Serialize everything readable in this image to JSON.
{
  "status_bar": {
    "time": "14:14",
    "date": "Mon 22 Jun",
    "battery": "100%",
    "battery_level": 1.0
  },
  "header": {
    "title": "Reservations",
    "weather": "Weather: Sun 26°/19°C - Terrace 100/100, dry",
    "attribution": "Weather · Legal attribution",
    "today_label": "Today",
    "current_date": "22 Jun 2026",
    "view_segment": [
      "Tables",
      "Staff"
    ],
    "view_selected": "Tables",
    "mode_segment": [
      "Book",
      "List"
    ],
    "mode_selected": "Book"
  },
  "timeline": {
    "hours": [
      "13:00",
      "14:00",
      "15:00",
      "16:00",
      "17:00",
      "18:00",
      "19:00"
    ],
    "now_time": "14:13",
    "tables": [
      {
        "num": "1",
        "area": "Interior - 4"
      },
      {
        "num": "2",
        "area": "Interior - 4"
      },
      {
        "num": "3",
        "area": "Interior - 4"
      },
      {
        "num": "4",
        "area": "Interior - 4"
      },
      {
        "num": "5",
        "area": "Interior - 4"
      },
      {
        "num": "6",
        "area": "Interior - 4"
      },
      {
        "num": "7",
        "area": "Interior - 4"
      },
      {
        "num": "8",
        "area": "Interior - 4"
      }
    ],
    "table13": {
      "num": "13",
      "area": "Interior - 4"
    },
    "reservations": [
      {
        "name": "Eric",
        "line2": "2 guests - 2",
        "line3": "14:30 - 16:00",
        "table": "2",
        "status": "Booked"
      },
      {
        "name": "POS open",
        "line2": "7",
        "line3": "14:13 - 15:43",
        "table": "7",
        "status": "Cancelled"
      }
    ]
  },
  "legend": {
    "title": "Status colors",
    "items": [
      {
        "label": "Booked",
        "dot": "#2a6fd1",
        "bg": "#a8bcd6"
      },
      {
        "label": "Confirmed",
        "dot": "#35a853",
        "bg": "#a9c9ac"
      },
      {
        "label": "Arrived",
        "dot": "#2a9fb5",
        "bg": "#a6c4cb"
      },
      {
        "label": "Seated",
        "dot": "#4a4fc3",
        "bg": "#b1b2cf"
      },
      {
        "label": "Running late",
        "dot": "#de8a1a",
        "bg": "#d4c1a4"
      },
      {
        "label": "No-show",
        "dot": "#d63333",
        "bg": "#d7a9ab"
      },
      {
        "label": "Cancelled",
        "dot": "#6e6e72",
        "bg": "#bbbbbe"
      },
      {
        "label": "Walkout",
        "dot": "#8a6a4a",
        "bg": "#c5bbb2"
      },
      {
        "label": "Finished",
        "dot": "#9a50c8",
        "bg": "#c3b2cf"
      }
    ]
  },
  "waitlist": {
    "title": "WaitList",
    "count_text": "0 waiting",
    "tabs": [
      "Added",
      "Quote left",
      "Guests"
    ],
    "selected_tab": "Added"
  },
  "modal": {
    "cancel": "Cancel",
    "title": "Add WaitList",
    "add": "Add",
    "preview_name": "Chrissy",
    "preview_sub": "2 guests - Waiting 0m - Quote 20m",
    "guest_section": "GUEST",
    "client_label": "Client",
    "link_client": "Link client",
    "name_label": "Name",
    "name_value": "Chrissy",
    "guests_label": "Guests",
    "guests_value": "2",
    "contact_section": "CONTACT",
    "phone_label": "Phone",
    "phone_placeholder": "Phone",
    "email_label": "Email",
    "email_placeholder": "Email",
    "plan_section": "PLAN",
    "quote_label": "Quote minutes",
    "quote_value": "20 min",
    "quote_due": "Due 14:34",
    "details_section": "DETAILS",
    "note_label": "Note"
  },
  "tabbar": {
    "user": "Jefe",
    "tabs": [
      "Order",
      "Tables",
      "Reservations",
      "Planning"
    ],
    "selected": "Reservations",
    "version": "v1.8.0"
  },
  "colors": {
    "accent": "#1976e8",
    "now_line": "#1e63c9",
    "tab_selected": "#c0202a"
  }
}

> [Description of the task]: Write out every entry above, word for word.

> [Output for this task]:
Serialize everything readable in this image to JSON.
{
  "status_bar": {
    "time": "14:14",
    "date": "Mon 22 Jun",
    "battery": "100%",
    "battery_level": 1.0
  },
  "header": {
    "title": "Reservations",
    "weather": "Weather: Sun 26°/19°C - Terrace 100/100, dry",
    "attribution": "Weather · Legal attribution",
    "today_label": "Today",
    "current_date": "22 Jun 2026",
    "view_segment": [
      "Tables",
      "Staff"
    ],
    "view_selected": "Tables",
    "mode_segment": [
      "Book",
      "List"
    ],
    "mode_selected": "Book"
  },
  "timeline": {
    "hours": [
      "13:00",
      "14:00",
      "15:00",
      "16:00",
      "17:00",
      "18:00",
      "19:00"
    ],
    "now_time": "14:13",
    "tables": [
      {
        "num": "1",
        "area": "Interior - 4"
      },
      {
        "num": "2",
        "area": "Interior - 4"
      },
      {
        "num": "3",
        "area": "Interior - 4"
      },
      {
        "num": "4",
        "area": "Interior - 4"
      },
      {
        "num": "5",
        "area": "Interior - 4"
      },
      {
        "num": "6",
        "area": "Interior - 4"
      },
      {
        "num": "7",
        "area": "Interior - 4"
      },
      {
        "num": "8",
        "area": "Interior - 4"
      }
    ],
    "table13": {
      "num": "13",
      "area": "Interior - 4"
    },
    "reservations": [
      {
        "name": "Eric",
        "line2": "2 guests - 2",
        "line3": "14:30 - 16:00",
        "table": "2",
        "status": "Booked"
      },
      {
        "name": "POS open",
        "line2": "7",
        "line3": "14:13 - 15:43",
        "table": "7",
        "status": "Cancelled"
      }
    ]
  },
  "legend": {
    "title": "Status colors",
    "items": [
      {
        "label": "Booked",
        "dot": "#2a6fd1",
        "bg": "#a8bcd6"
      },
      {
        "label": "Confirmed",
        "dot": "#35a853",
        "bg": "#a9c9ac"
      },
      {
        "label": "Arrived",
        "dot": "#2a9fb5",
        "bg": "#a6c4cb"
      },
      {
        "label": "Seated",
        "dot": "#4a4fc3",
        "bg": "#b1b2cf"
      },
      {
        "label": "Running late",
        "dot": "#de8a1a",
        "bg": "#d4c1a4"
      },
      {
        "label": "No-show",
        "dot": "#d63333",
        "bg": "#d7a9ab"
      },
      {
        "label": "Cancelled",
        "dot": "#6e6e72",
        "bg": "#bbbbbe"
      },
      {
        "label": "Walkout",
        "dot": "#8a6a4a",
        "bg": "#c5bbb2"
      },
      {
        "label": "Finished",
        "dot": "#9a50c8",
        "bg": "#c3b2cf"
      }
    ]
  },
  "waitlist": {
    "title": "WaitList",
    "count_text": "0 waiting",
    "tabs": [
      "Added",
      "Quote left",
      "Guests"
    ],
    "selected_tab": "Added"
  },
  "modal": {
    "cancel": "Cancel",
    "title": "Add WaitList",
    "add": "Add",
    "preview_name": "Chrissy",
    "preview_sub": "2 guests - Waiting 0m - Quote 20m",
    "guest_section": "GUEST",
    "client_label": "Client",
    "link_client": "Link client",
    "name_label": "Name",
    "name_value": "Chrissy",
    "guests_label": "Guests",
    "guests_value": "2",
    "contact_section": "CONTACT",
    "phone_label": "Phone",
    "phone_placeholder": "Phone",
    "email_label": "Email",
    "email_placeholder": "Email",
    "plan_section": "PLAN",
    "quote_label": "Quote minutes",
    "quote_value": "20 min",
    "quote_due": "Due 14:34",
    "details_section": "DETAILS",
    "note_label": "Note"
  },
  "tabbar": {
    "user": "Jefe",
    "tabs": [
      "Order",
      "Tables",
      "Reservations",
      "Planning"
    ],
    "selected": "Reservations",
    "version": "v1.8.0"
  },
  "colors": {
    "accent": "#1976e8",
    "now_line": "#1e63c9",
    "tab_selected": "#c0202a"
  }
}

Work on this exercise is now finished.